WHOM DO YOU CALL ANGEL NOW?
Instrumentation: soprano or mezzo-soprano, violin (or viola), piano
Duration: 5 minutes
Premiere: Lucy Shelton, soprano, New Music Festival, Cleveland Institute of Music, November 16, 2005
Whom do you call angel now? was taken from a set of poems by David Adams called September Songs which he wrote after September 11. I set this originally as a folk song. In the end, I decided to make it a part of my song cycle about war and violence called Declaration, but this song was written some time before I began the song cycle. Re-setting Whom do you call angel now? as an art song proved to be a real struggle. After trying a plethora of possibilities, I decided the strongest presentation would be to leave the accompaniment simple, even stark at times. The 21st century is a time of plurality in musical styles. The past periods of music are available for composers to draw upon, including the atonal period which lasted for the entire twentieth century (and is still going on). I am exploring this rich referential diversity in my music.

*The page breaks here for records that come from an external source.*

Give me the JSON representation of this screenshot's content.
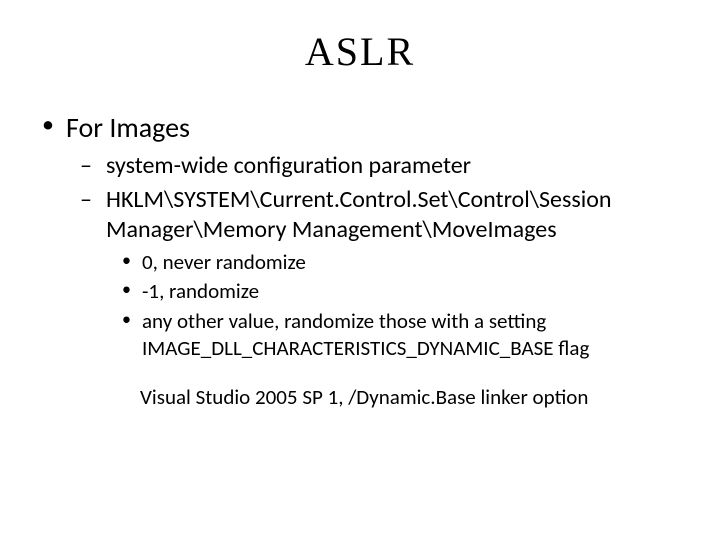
{
  "title": "ASLR",
  "bullets": {
    "l1_0": "For Images",
    "l2_0": "system-wide configuration parameter",
    "l2_1": "HKLM\\SYSTEM\\Current.Control.Set\\Control\\Session Manager\\Memory Management\\MoveImages",
    "l3_0": "0, never randomize",
    "l3_1": "-1, randomize",
    "l3_2": "any other value, randomize those with a setting IMAGE_DLL_CHARACTERISTICS_DYNAMIC_BASE flag",
    "foot": "Visual Studio 2005 SP 1, /Dynamic.Base linker option"
  }
}
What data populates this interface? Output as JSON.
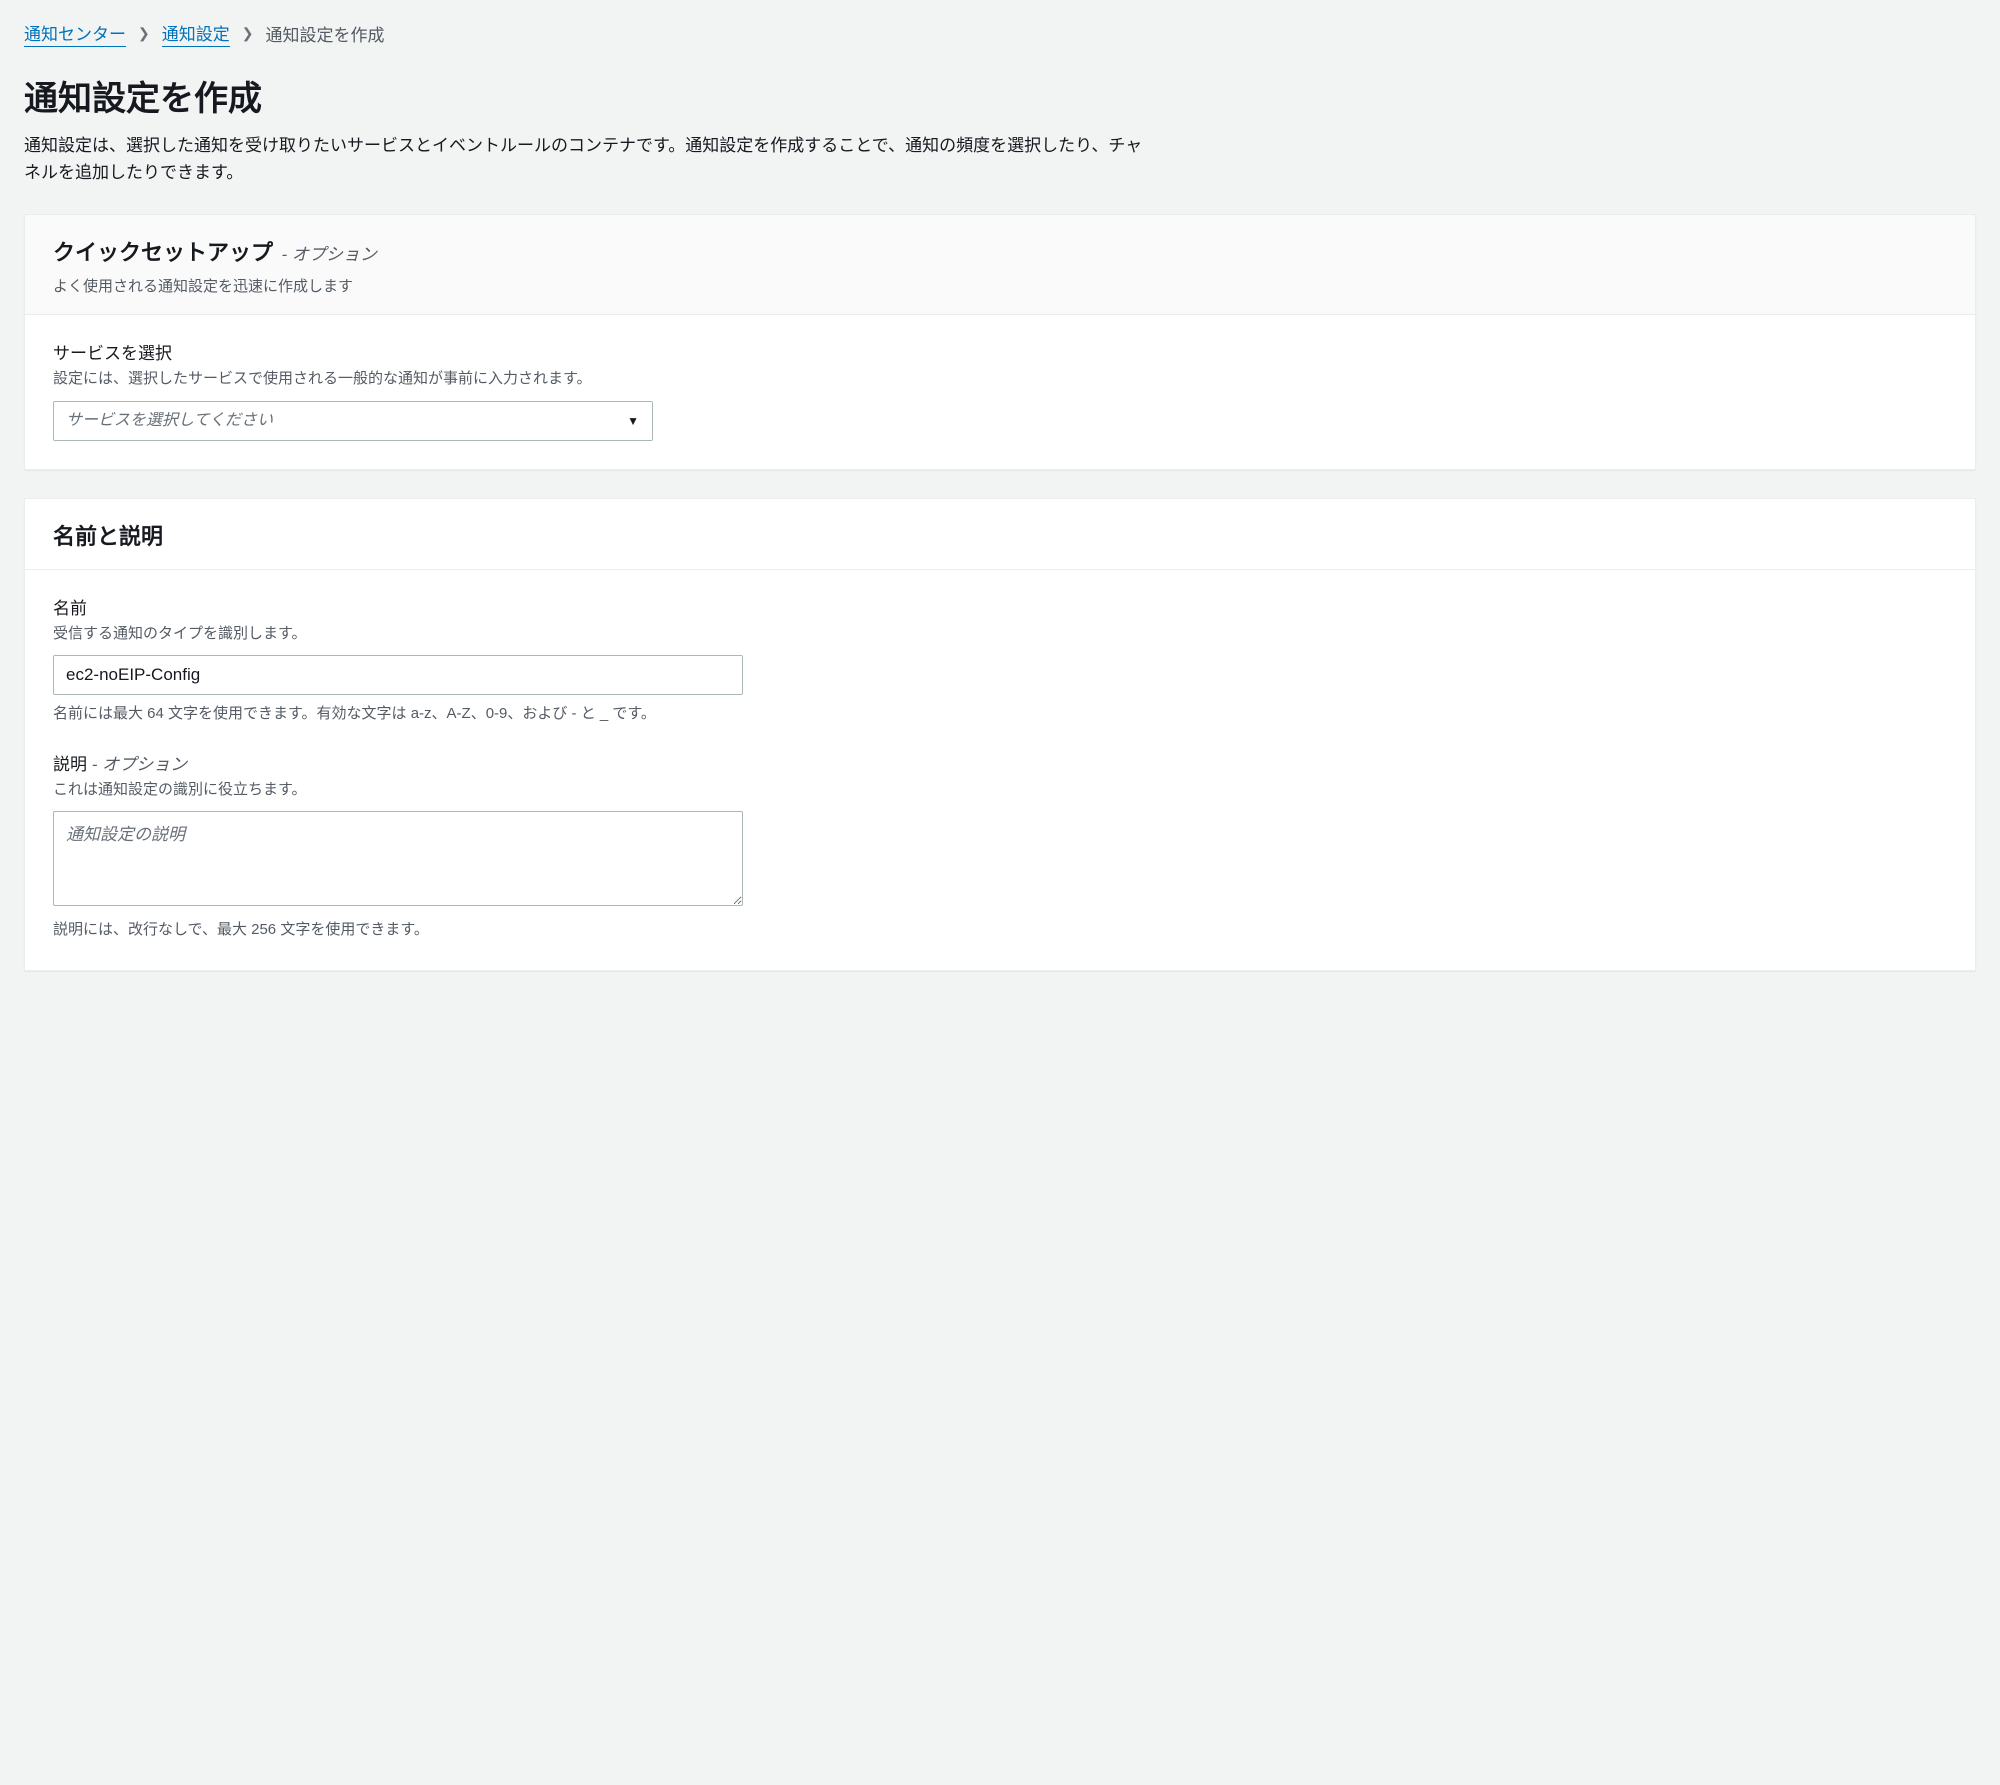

Whereas this song and one other called Thorn are tonal and quasi folksong-like, the fury of Alice Walker’s poem, Thousands of Feet Below You, which is used in the third song called for strict twelve-tone treatment.
IV. Whom do you call angel now?
from September Songs, An Angel's Song by David Adams
Whom do you call angel now?
If I am as old as stars,
If I am the speech of God,
Find my shadow in the apple boughs.
Find my green wings in the mountains,
My white tears broken in the seas.
For even as you die,
No stalk bends without its angel.
I have heard wailing centuries.
I am waiting in their silences like snow
To dream the music of a single tongue-
One pure leaf in a voiceless wind.
Whom do you call angel now?
Who will teach you how to love?
"Another connection to 21st Century horror comes in a setting of a David Adams poem from his September Songs: 9/11. “Whom do you call angel now?” is a modern art song set for soprano with viola and piano providing simple accompaniment. The vocal line has an almost Medieval quality in its modal outlines at first and grows into a very beautiful somewhat more romantic-styled harmony as it progresses. The use of the viola is a rather stunning idea providing a perfect warm contrast to the vocal line excellently sung by Sandra Simon. This is another of those hidden gems that is a part of this release." - Cinemusical, June 2014
"The most unusual Brouwer composition was her simple setting for voice, violin and piano of a poem from a cycle by Northeast Ohio writer David Adams...Titled "Whom do you call angel now?" the poem is a meditation on the loss of innocence and the need for a different sort of faith after the 9/11 attacks. Brouwer here employs a mostly modal setting, with vocal and instrumental embroidery that suggests both Hebrew chanting and Middle Eastern melodic embellishment. Mezzo-soprano Beaty admirably caught the darker tone of the music, while Ramsey and Wang were subtle and supportive in this spare but affecting score." - Mark Satola, The Plain Dealer, 2015